Monday, 16 December 2013

A Circuit of Lochan nan Ealachan

Lochan nan Ealachan, the lochan of the swans, lies in the flat land between the Sanna and Portuairk roads.  It's a sadly neglected lochan: the OS used to have its name on their maps but then they lost it, even though it's a larger lochan than many; and we'd never visited it.

So we set off to walk all round the lochan, perhaps foolishly on a day when we'd had 14mm of rain overnight.  We left the car by the recycling point, crossed the Millburn, and walked directly north, over a low hill, to find ourselves looking down on a waterfall made spectacular by the overnight rain.

We had expectedthe lochan to come into view at the top of the hill but all we could see was a vista of grey skies and soggy countryside, with Beinn na h-Imeilte in the left distance.

As we reached the bottom of the hill and pressed on northwards we realised just how saturated the place was.  Not only did it rain heavily the previous night, but it had also rained consistently on every single day of the previous week, a total of some 70mm.  The Highland's hills do shed water quickly, but some of it was still queuing in this soggy bogland waiting for the overstretched drainage.

The next part of the walk consisted largely of struggling through bog and trying to find crossing points on the many small burns that interlace this flat area but, finally, we came in sight of the lochan.  Better still, we were able to head for the higher and, hopefully, drier land seen to the left of this picture.

This is a view of the lochan - sadly with no swans on it - from the opposite side, looking back towards Meall Chro Bheinn and the way we had come.  The Sanna road runs between the hill and the lochan.

As we continued to work our way round the northern end of the lochan, heading eastwards towards the Sanna road, the sun suddenly came out.  This picture shows the lochan with the heights of Beinn na Seilg on the skyline, with the low land on the near side showing signs of some sort of working, possibly peat cutting.

Water from the whole basin that includes Lochan na CrannaigLochan nan Ealachan and all the flat land around them drains out along the burn on which we saw the waterfall, so we followed this burn downstream, on its east side....

....which gave us another fine view of the waterfall, this time in bright sunlight.

All we had to do to regain the car was to follow the burn downstream to the recycling point - but an apportionment has recently been allocated on this bank of the burn, and its owner has run his new fence, topped by some impressively sharp barbed wire, hard against the steep drop down to the burn.  The picture shows one of the easier sections.

To make matters worse, when we'd almost reached the recycling point, we found that this fence crosses the Abhainn Chro Bheinn, meaning that we either had to cross that burn, which was running strongly, or climb over the barbed wire.  We plunged into the burn.

An interactive version of this map is here.

1 comment:

  1. I fished it once a few years ago.
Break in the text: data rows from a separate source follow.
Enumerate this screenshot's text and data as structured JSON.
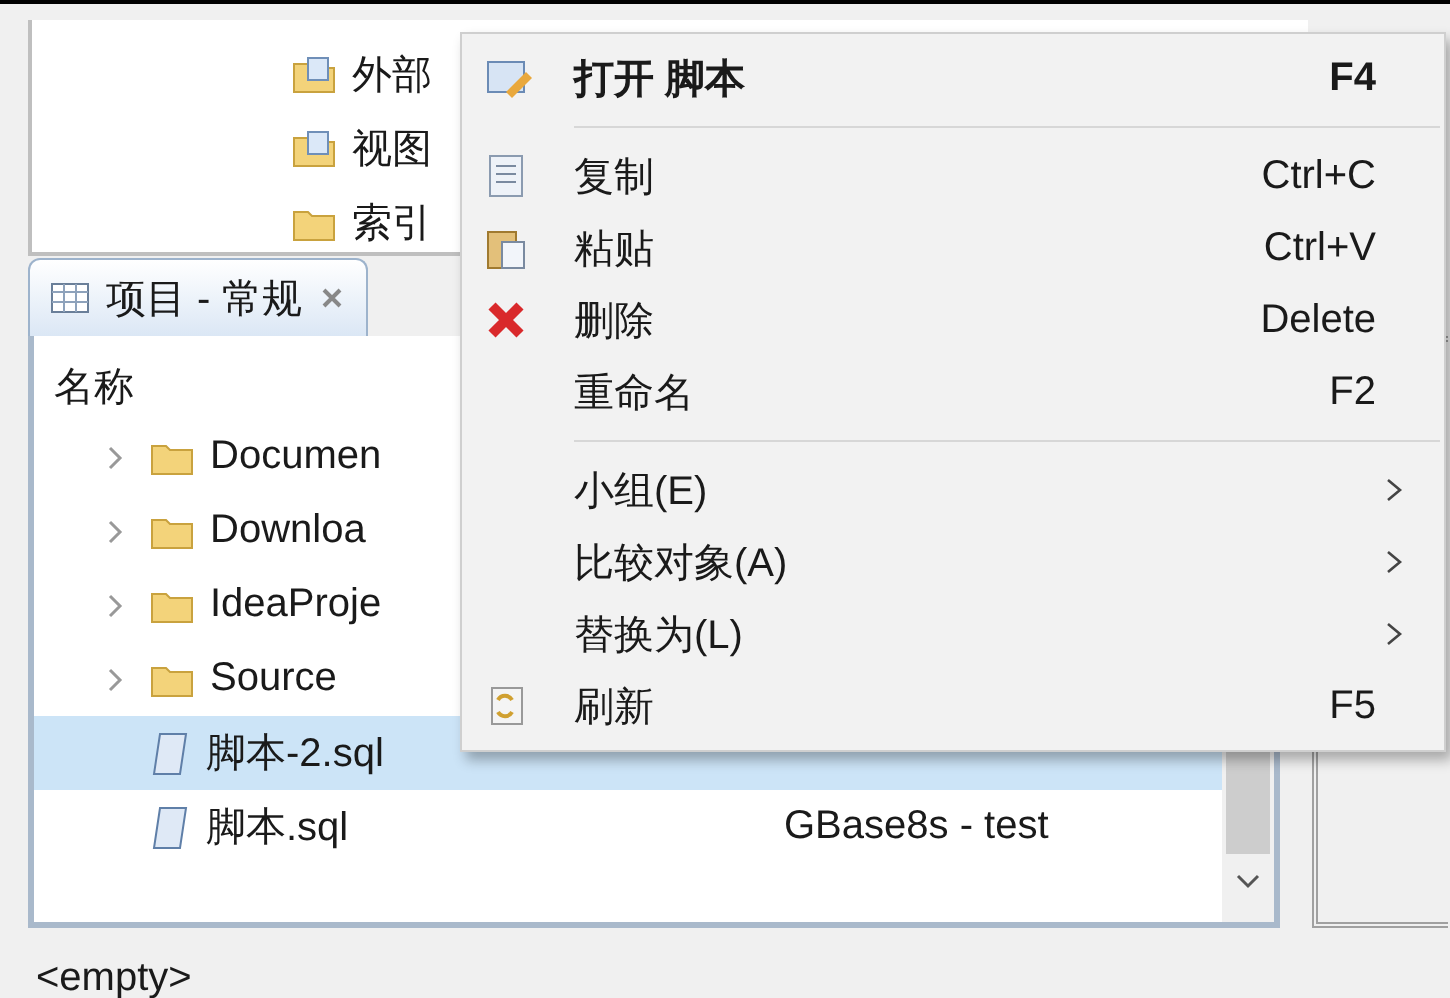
{
  "top_panel": {
    "items": [
      "外部",
      "视图",
      "索引"
    ]
  },
  "tab": {
    "label": "项目 - 常规",
    "selected": true
  },
  "tree": {
    "column_1": "名称",
    "rows": [
      {
        "kind": "folder",
        "name": "Documen",
        "expanded": false,
        "selected": false
      },
      {
        "kind": "folder",
        "name": "Downloa",
        "expanded": false,
        "selected": false
      },
      {
        "kind": "folder",
        "name": "IdeaProje",
        "expanded": false,
        "selected": false
      },
      {
        "kind": "folder",
        "name": "Source",
        "expanded": false,
        "selected": false
      },
      {
        "kind": "file",
        "name": "脚本-2.sql",
        "selected": true
      },
      {
        "kind": "file",
        "name": "脚本.sql",
        "connection": "GBase8s - test",
        "selected": false
      }
    ]
  },
  "status": "<empty>",
  "context_menu": [
    {
      "kind": "item",
      "label": "打开 脚本",
      "shortcut": "F4",
      "default": true
    },
    {
      "kind": "separator"
    },
    {
      "kind": "item",
      "label": "复制",
      "shortcut": "Ctrl+C",
      "default": false
    },
    {
      "kind": "item",
      "label": "粘贴",
      "shortcut": "Ctrl+V",
      "default": false
    },
    {
      "kind": "item",
      "label": "删除",
      "shortcut": "Delete",
      "default": false
    },
    {
      "kind": "item",
      "label": "重命名",
      "shortcut": "F2",
      "default": false
    },
    {
      "kind": "separator"
    },
    {
      "kind": "submenu",
      "label": "小组(E)"
    },
    {
      "kind": "submenu",
      "label": "比较对象(A)"
    },
    {
      "kind": "submenu",
      "label": "替换为(L)"
    },
    {
      "kind": "item",
      "label": "刷新",
      "shortcut": "F5",
      "default": false
    }
  ]
}
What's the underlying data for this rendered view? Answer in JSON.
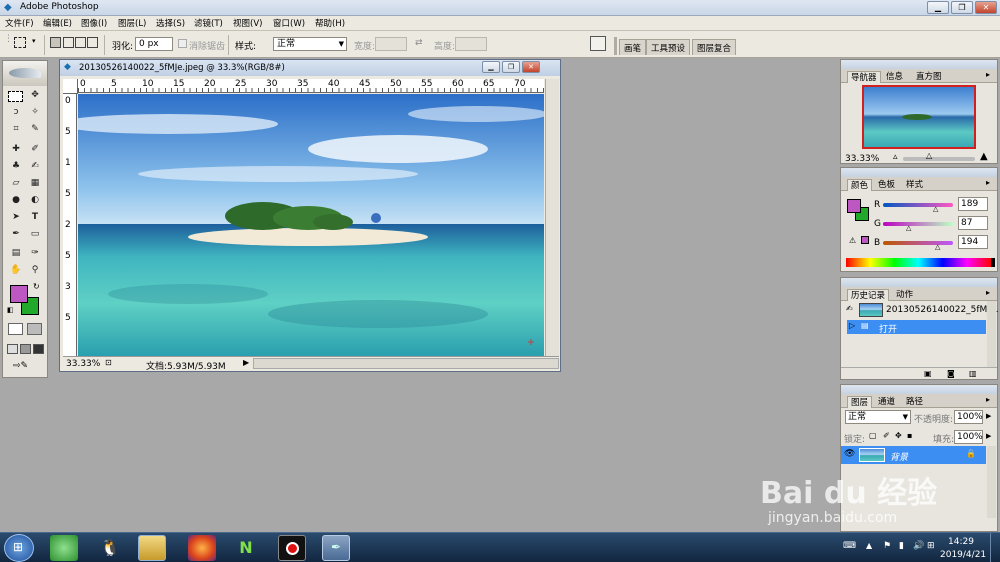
{
  "app_title": "Adobe Photoshop",
  "window_controls": {
    "minimize": "▁",
    "restore": "❐",
    "close": "✕"
  },
  "menu": [
    "文件(F)",
    "编辑(E)",
    "图像(I)",
    "图层(L)",
    "选择(S)",
    "滤镜(T)",
    "视图(V)",
    "窗口(W)",
    "帮助(H)"
  ],
  "options": {
    "feather_label": "羽化:",
    "feather_value": "0 px",
    "antialias_label": "消除锯齿",
    "style_label": "样式:",
    "style_value": "正常",
    "width_label": "宽度:",
    "height_label": "高度:",
    "swap_icon": "⇄"
  },
  "palette_tabs": [
    "画笔",
    "工具预设",
    "图层复合"
  ],
  "document": {
    "title": "20130526140022_5fMJe.jpeg @ 33.3%(RGB/8#)",
    "zoom": "33.33%",
    "doc_info": "文档:5.93M/5.93M",
    "ruler_h": [
      "0",
      "5",
      "10",
      "15",
      "20",
      "25",
      "30",
      "35",
      "40",
      "45",
      "50",
      "55",
      "60",
      "65",
      "70"
    ],
    "ruler_v": [
      "0",
      "5",
      "1",
      "5",
      "2",
      "5",
      "3",
      "5"
    ]
  },
  "colors": {
    "foreground": "#bd57c2",
    "background": "#22a82b"
  },
  "navigator": {
    "tabs": [
      "导航器",
      "信息",
      "直方图"
    ],
    "zoom": "33.33%"
  },
  "color_panel": {
    "tabs": [
      "颜色",
      "色板",
      "样式"
    ],
    "r_label": "R",
    "g_label": "G",
    "b_label": "B",
    "r": "189",
    "g": "87",
    "b": "194"
  },
  "history": {
    "tabs": [
      "历史记录",
      "动作"
    ],
    "snapshot": "20130526140022_5fMJ...",
    "step": "打开"
  },
  "layers": {
    "tabs": [
      "图层",
      "通道",
      "路径"
    ],
    "blend_mode": "正常",
    "opacity_label": "不透明度:",
    "opacity": "100%",
    "lock_label": "锁定:",
    "fill_label": "填充:",
    "fill": "100%",
    "layer_name": "背景"
  },
  "watermark": {
    "text": "Bai du 经验",
    "url": "jingyan.baidu.com"
  },
  "taskbar": {
    "time": "14:29",
    "date": "2019/4/21"
  }
}
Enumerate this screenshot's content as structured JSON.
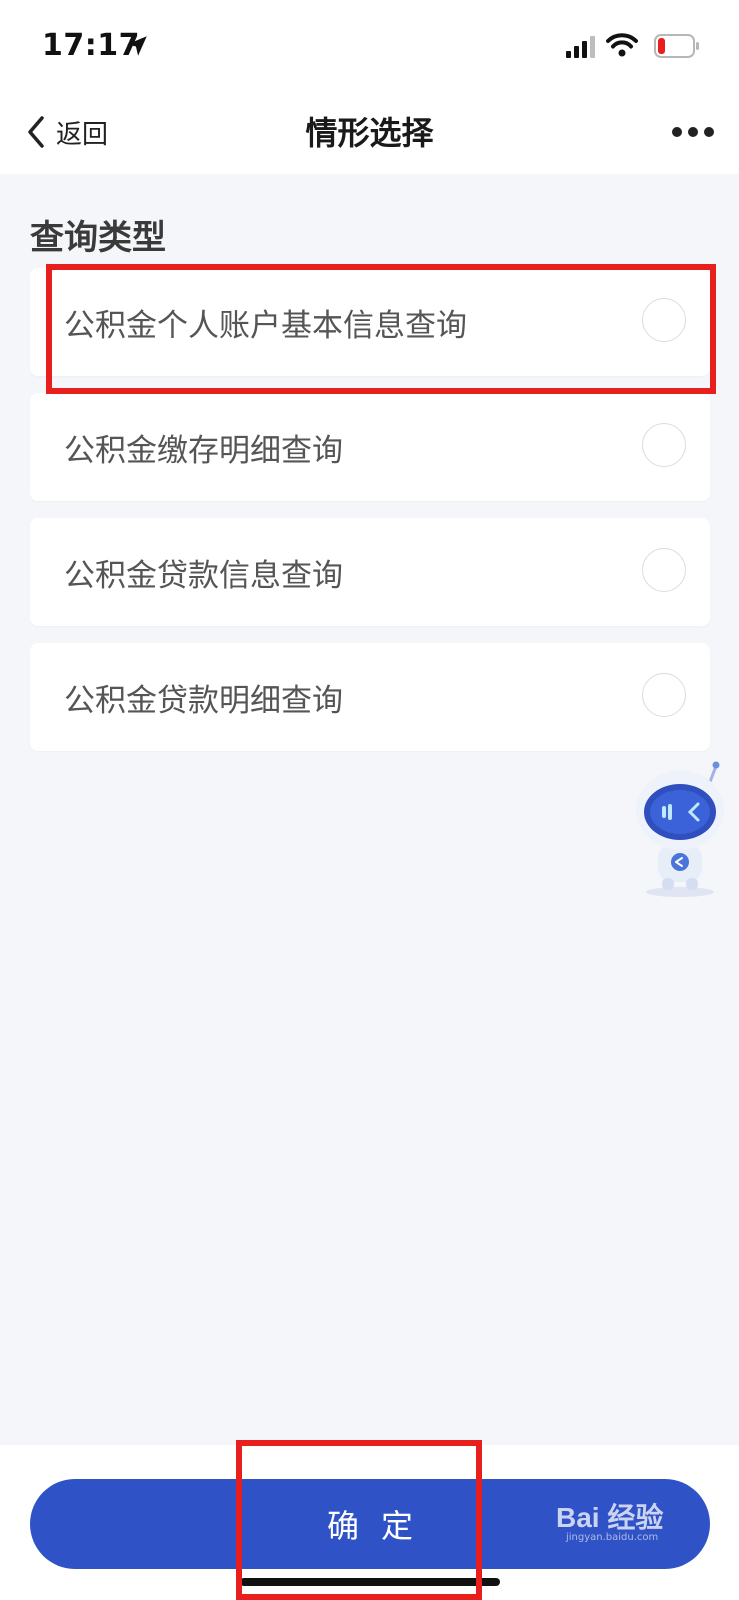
{
  "status_bar": {
    "time": "17:17",
    "battery_color": "#e8201d"
  },
  "nav": {
    "back_label": "返回",
    "title": "情形选择"
  },
  "section": {
    "title": "查询类型"
  },
  "options": [
    {
      "label": "公积金个人账户基本信息查询",
      "selected": false
    },
    {
      "label": "公积金缴存明细查询",
      "selected": false
    },
    {
      "label": "公积金贷款信息查询",
      "selected": false
    },
    {
      "label": "公积金贷款明细查询",
      "selected": false
    }
  ],
  "footer": {
    "confirm_label": "确定",
    "accent_color": "#2f52c6"
  },
  "watermark": {
    "text": "Bai 经验",
    "sub": "jingyan.baidu.com"
  },
  "icons": {
    "back": "chevron-left-icon",
    "more": "more-icon",
    "assistant": "robot-icon"
  }
}
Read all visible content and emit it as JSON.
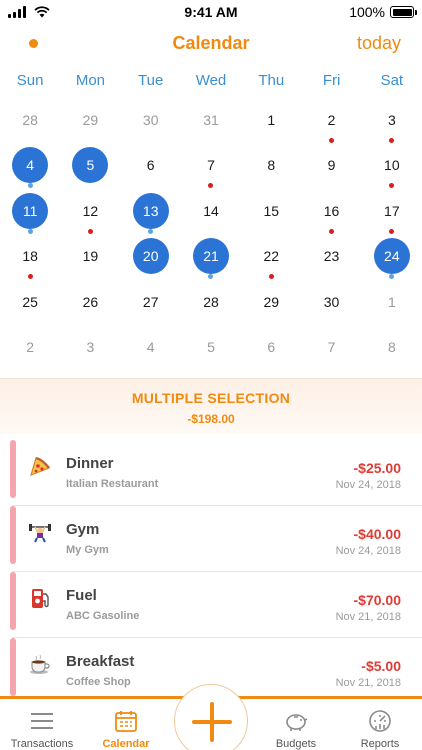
{
  "status": {
    "time": "9:41 AM",
    "battery": "100%",
    "battery_level": 1.0
  },
  "nav": {
    "title": "Calendar",
    "today_label": "today"
  },
  "weekdays": [
    "Sun",
    "Mon",
    "Tue",
    "Wed",
    "Thu",
    "Fri",
    "Sat"
  ],
  "calendar_days": [
    {
      "n": "28",
      "muted": true
    },
    {
      "n": "29",
      "muted": true
    },
    {
      "n": "30",
      "muted": true
    },
    {
      "n": "31",
      "muted": true
    },
    {
      "n": "1"
    },
    {
      "n": "2",
      "dot": "red"
    },
    {
      "n": "3",
      "dot": "red"
    },
    {
      "n": "4",
      "sel": true,
      "dot": "blue"
    },
    {
      "n": "5",
      "sel": true
    },
    {
      "n": "6"
    },
    {
      "n": "7",
      "dot": "red"
    },
    {
      "n": "8"
    },
    {
      "n": "9"
    },
    {
      "n": "10",
      "dot": "red"
    },
    {
      "n": "11",
      "sel": true,
      "dot": "blue"
    },
    {
      "n": "12",
      "dot": "red"
    },
    {
      "n": "13",
      "sel": true,
      "dot": "blue"
    },
    {
      "n": "14"
    },
    {
      "n": "15"
    },
    {
      "n": "16",
      "dot": "red"
    },
    {
      "n": "17",
      "dot": "red"
    },
    {
      "n": "18",
      "dot": "red"
    },
    {
      "n": "19"
    },
    {
      "n": "20",
      "sel": true
    },
    {
      "n": "21",
      "sel": true,
      "dot": "blue"
    },
    {
      "n": "22",
      "dot": "red"
    },
    {
      "n": "23"
    },
    {
      "n": "24",
      "sel": true,
      "dot": "blue"
    },
    {
      "n": "25"
    },
    {
      "n": "26"
    },
    {
      "n": "27"
    },
    {
      "n": "28"
    },
    {
      "n": "29"
    },
    {
      "n": "30"
    },
    {
      "n": "1",
      "muted": true
    },
    {
      "n": "2",
      "muted": true
    },
    {
      "n": "3",
      "muted": true
    },
    {
      "n": "4",
      "muted": true
    },
    {
      "n": "5",
      "muted": true
    },
    {
      "n": "6",
      "muted": true
    },
    {
      "n": "7",
      "muted": true
    },
    {
      "n": "8",
      "muted": true
    }
  ],
  "selection": {
    "title": "MULTIPLE SELECTION",
    "total": "-$198.00"
  },
  "transactions": [
    {
      "name": "Dinner",
      "place": "Italian Restaurant",
      "amount": "-$25.00",
      "date": "Nov 24, 2018",
      "icon": "pizza-icon"
    },
    {
      "name": "Gym",
      "place": "My Gym",
      "amount": "-$40.00",
      "date": "Nov 24, 2018",
      "icon": "weightlifter-icon"
    },
    {
      "name": "Fuel",
      "place": "ABC Gasoline",
      "amount": "-$70.00",
      "date": "Nov 21, 2018",
      "icon": "fuel-pump-icon"
    },
    {
      "name": "Breakfast",
      "place": "Coffee Shop",
      "amount": "-$5.00",
      "date": "Nov 21, 2018",
      "icon": "coffee-icon"
    }
  ],
  "tabs": [
    {
      "label": "Transactions",
      "icon": "list-icon",
      "active": false
    },
    {
      "label": "Calendar",
      "icon": "calendar-icon",
      "active": true
    },
    {
      "label": "Budgets",
      "icon": "piggy-bank-icon",
      "active": false
    },
    {
      "label": "Reports",
      "icon": "gauge-icon",
      "active": false
    }
  ],
  "colors": {
    "accent": "#f08a10",
    "selected": "#2b74d6",
    "expense": "#e03c36",
    "weekday": "#3a8fd2"
  }
}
Just a couple of hours one evening. I didn't catch anything but i decided that even though it is fairly small it was worth another visit one day. Lochan na Crannaig has some decent trout in it and it's not that much larger than Lochan nan Ealachan.